Private Wells

How and why to test your well water, and what to do next.

Nearly half of New Hampshire residents get their water supply at home from a private well, meaning a well that is not part of a public water system. Most private wells in New Hampshire provide water that contains harmful levels of contaminants – usually minerals that occur naturally but are harmful nevertheless. The most common of these contaminants – radon and arsenic – increase the risk of cancer and other diseases if consumed over a period of years.


kitchen sink with water flowing from faucet

Collected samples can be taken to a laboratory

When buying a home, NHDES recommends a “NH Well Water Test for Home Buyers.” The sample can be taken by the home buyer, the buyer’s real estate agent, the buyer’s home inspector, or a laboratory. Use an accredited laboratory. The laboratory will provide the sample bottles and instructions on taking the samples.

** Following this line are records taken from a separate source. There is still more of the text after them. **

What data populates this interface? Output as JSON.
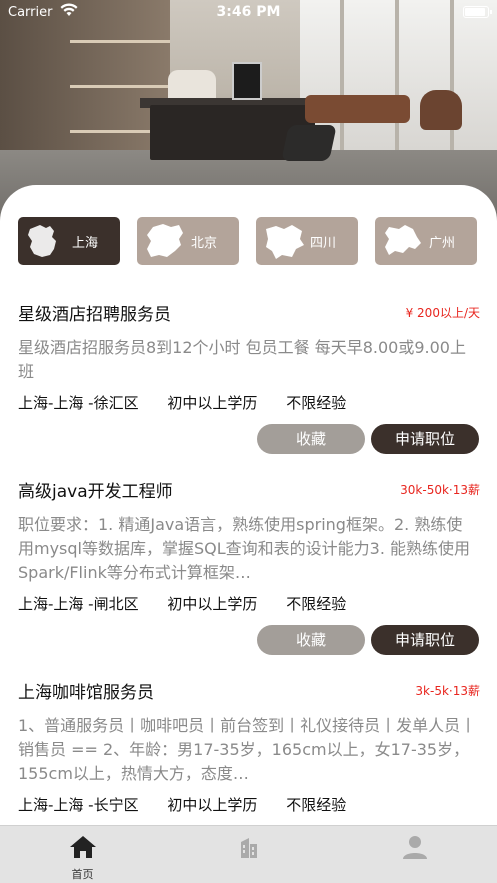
{
  "status_bar": {
    "carrier": "Carrier",
    "time": "3:46 PM"
  },
  "cities": [
    {
      "name": "上海",
      "active": true
    },
    {
      "name": "北京",
      "active": false
    },
    {
      "name": "四川",
      "active": false
    },
    {
      "name": "广州",
      "active": false
    }
  ],
  "jobs": [
    {
      "title": "星级酒店招聘服务员",
      "salary": "¥ 200以上/天",
      "description": "星级酒店招服务员8到12个小时 包员工餐 每天早8.00或9.00上班",
      "location": "上海-上海 -徐汇区",
      "education": "初中以上学历",
      "experience": "不限经验",
      "favorite_label": "收藏",
      "apply_label": "申请职位"
    },
    {
      "title": "高级java开发工程师",
      "salary": "30k-50k·13薪",
      "description": "职位要求：1. 精通Java语言，熟练使用spring框架。2. 熟练使用mysql等数据库，掌握SQL查询和表的设计能力3. 能熟练使用Spark/Flink等分布式计算框架…",
      "location": "上海-上海 -闸北区",
      "education": "初中以上学历",
      "experience": "不限经验",
      "favorite_label": "收藏",
      "apply_label": "申请职位"
    },
    {
      "title": "上海咖啡馆服务员",
      "salary": "3k-5k·13薪",
      "description": "1、普通服务员丨咖啡吧员丨前台签到丨礼仪接待员丨发单人员丨销售员 == 2、年龄：男17-35岁，165cm以上，女17-35岁，155cm以上，热情大方，态度…",
      "location": "上海-上海 -长宁区",
      "education": "初中以上学历",
      "experience": "不限经验"
    }
  ],
  "tabbar": {
    "tabs": [
      {
        "label": "首页",
        "icon": "home-icon",
        "active": true
      },
      {
        "label": "",
        "icon": "building-icon",
        "active": false
      },
      {
        "label": "",
        "icon": "person-icon",
        "active": false
      }
    ]
  },
  "colors": {
    "accent_dark": "#3b302b",
    "chip_inactive": "#b3a49a",
    "salary_red": "#e8261f",
    "fav_button": "#a39e99"
  }
}
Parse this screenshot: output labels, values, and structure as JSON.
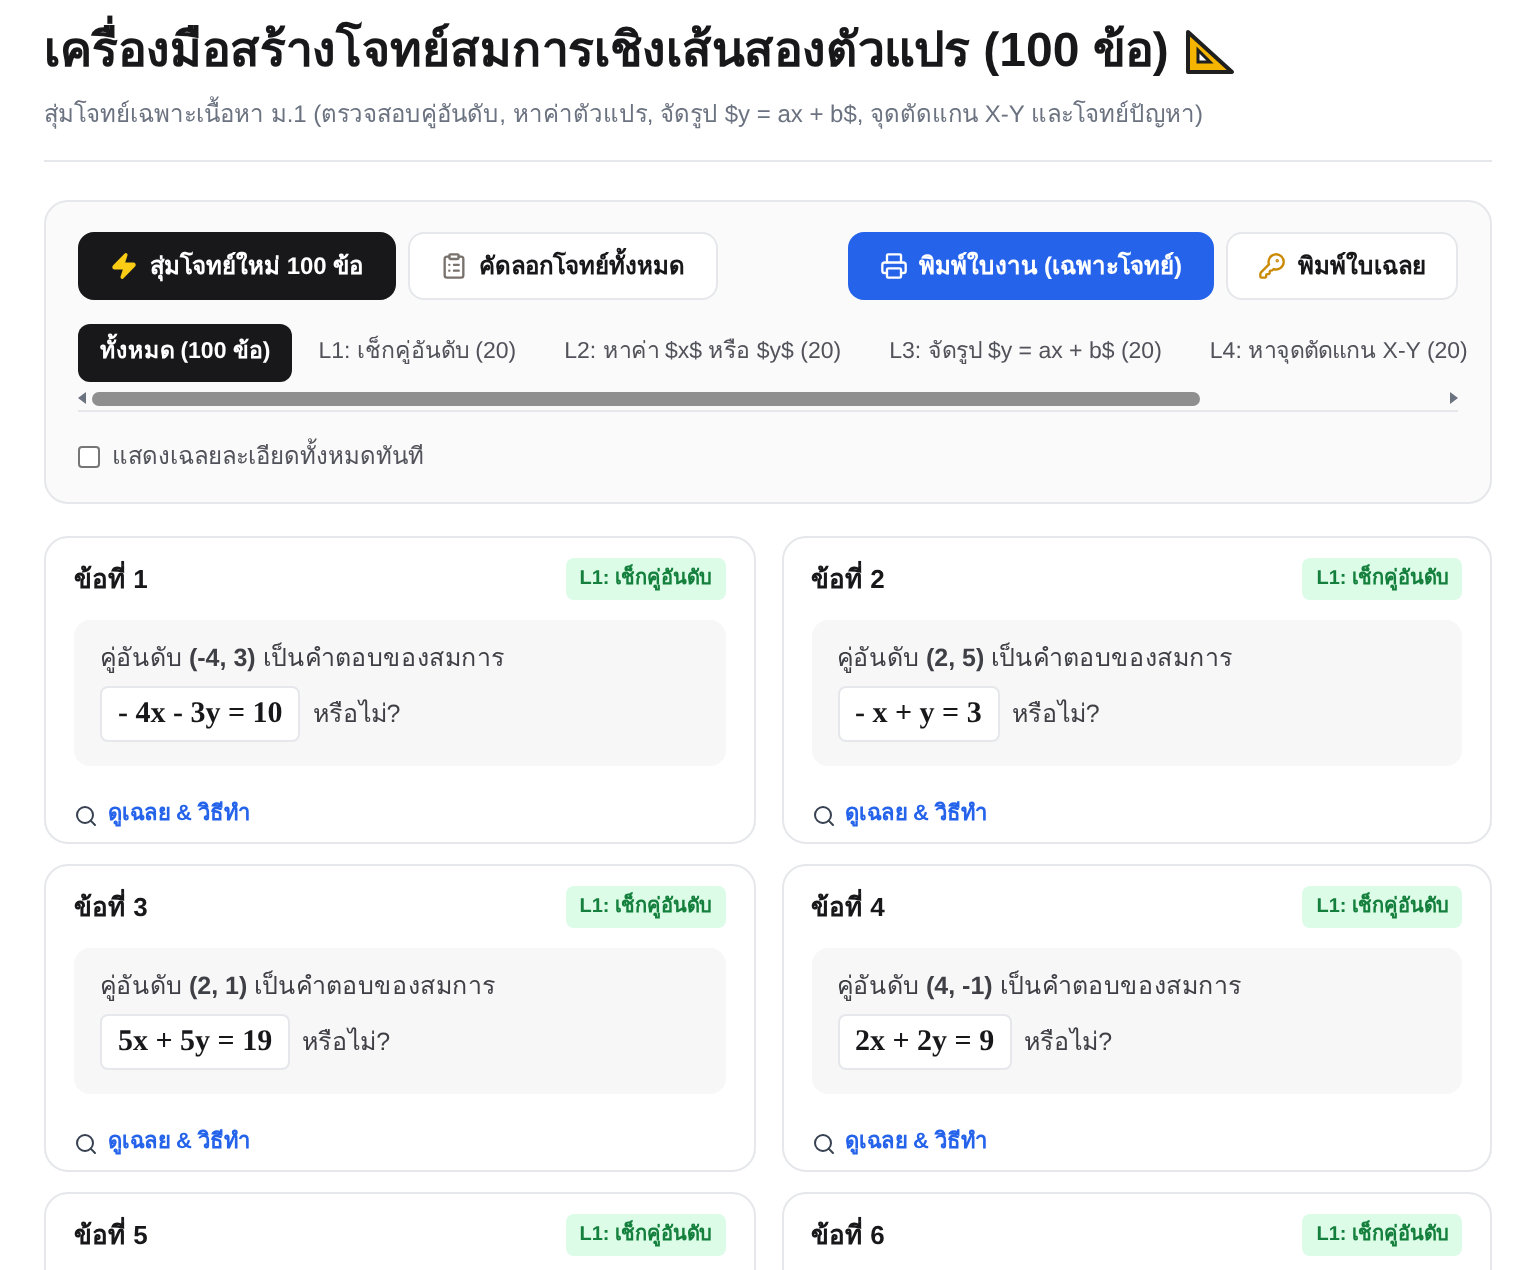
{
  "header": {
    "title": "เครื่องมือสร้างโจทย์สมการเชิงเส้นสองตัวแปร (100 ข้อ)",
    "subtitle": "สุ่มโจทย์เฉพาะเนื้อหา ม.1 (ตรวจสอบคู่อันดับ, หาค่าตัวแปร, จัดรูป $y = ax + b$, จุดตัดแกน X-Y และโจทย์ปัญหา)"
  },
  "toolbar": {
    "buttons": [
      {
        "label": "สุ่มโจทย์ใหม่ 100 ข้อ",
        "kind": "dark"
      },
      {
        "label": "คัดลอกโจทย์ทั้งหมด",
        "kind": "outline"
      },
      {
        "label": "พิมพ์ใบงาน (เฉพาะโจทย์)",
        "kind": "primary"
      },
      {
        "label": "พิมพ์ใบเฉลย",
        "kind": "outline"
      }
    ]
  },
  "tabs": [
    {
      "label": "ทั้งหมด (100 ข้อ)",
      "selected": true
    },
    {
      "label": "L1: เช็กคู่อันดับ (20)",
      "selected": false
    },
    {
      "label": "L2: หาค่า $x$ หรือ $y$ (20)",
      "selected": false
    },
    {
      "label": "L3: จัดรูป $y = ax + b$ (20)",
      "selected": false
    },
    {
      "label": "L4: หาจุดตัดแกน X-Y (20)",
      "selected": false
    }
  ],
  "show_all_answers": {
    "label": "แสดงเฉลยละเอียดทั้งหมดทันที",
    "checked": false
  },
  "questions": [
    {
      "title": "ข้อที่ 1",
      "tag": "L1: เช็กคู่อันดับ",
      "statement": "คู่อันดับ **(-4, 3)** เป็นคำตอบของสมการ",
      "equation": "- 4x - 3y = 10",
      "suffix": "หรือไม่?",
      "link": "ดูเฉลย & วิธีทำ"
    },
    {
      "title": "ข้อที่ 2",
      "tag": "L1: เช็กคู่อันดับ",
      "statement": "คู่อันดับ **(2, 5)** เป็นคำตอบของสมการ",
      "equation": "- x + y = 3",
      "suffix": "หรือไม่?",
      "link": "ดูเฉลย & วิธีทำ"
    },
    {
      "title": "ข้อที่ 3",
      "tag": "L1: เช็กคู่อันดับ",
      "statement": "คู่อันดับ **(2, 1)** เป็นคำตอบของสมการ",
      "equation": "5x + 5y = 19",
      "suffix": "หรือไม่?",
      "link": "ดูเฉลย & วิธีทำ"
    },
    {
      "title": "ข้อที่ 4",
      "tag": "L1: เช็กคู่อันดับ",
      "statement": "คู่อันดับ **(4, -1)** เป็นคำตอบของสมการ",
      "equation": "2x + 2y = 9",
      "suffix": "หรือไม่?",
      "link": "ดูเฉลย & วิธีทำ"
    },
    {
      "title": "ข้อที่ 5",
      "tag": "L1: เช็กคู่อันดับ"
    },
    {
      "title": "ข้อที่ 6",
      "tag": "L1: เช็กคู่อันดับ"
    }
  ]
}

For homeowners and renters using private wells, NHDES recommends a broader set of tests, including testing a sample of stagnant water (sitting in the pipes overnight) for lead and copper.

Find a lab  

glass of water with water flowing in

What to do with the test results

After you receive a report from the laboratory with the results of the tests you ordered, visit NHDES’ Be Well Informed website.  There you will enter your test results, see the results explained, and see what your options are for treating the water.  

Be Well Informed  

water faucet with water dripping

Making informed decisions based on water test  

NHDES recommends that all homeowners with private wells get their well water tested every three to five years. Some common contaminants have no taste, odor or color. The only way to know whether they are present, and at what levels, is to have the water tested. Once you test the water, you can make an informed decision to either filter or otherwise treat the water before using it. While there is no state requirement to have your well water tested, mortgage lenders and some towns may require testing (through local health or building codes).

NHDES publishes guidance for municipalities to adopt a clear potable water definition, see Guidance to Refine the Potable Water Definition in New Hampshire Municipal Building Codes.   

Read the basics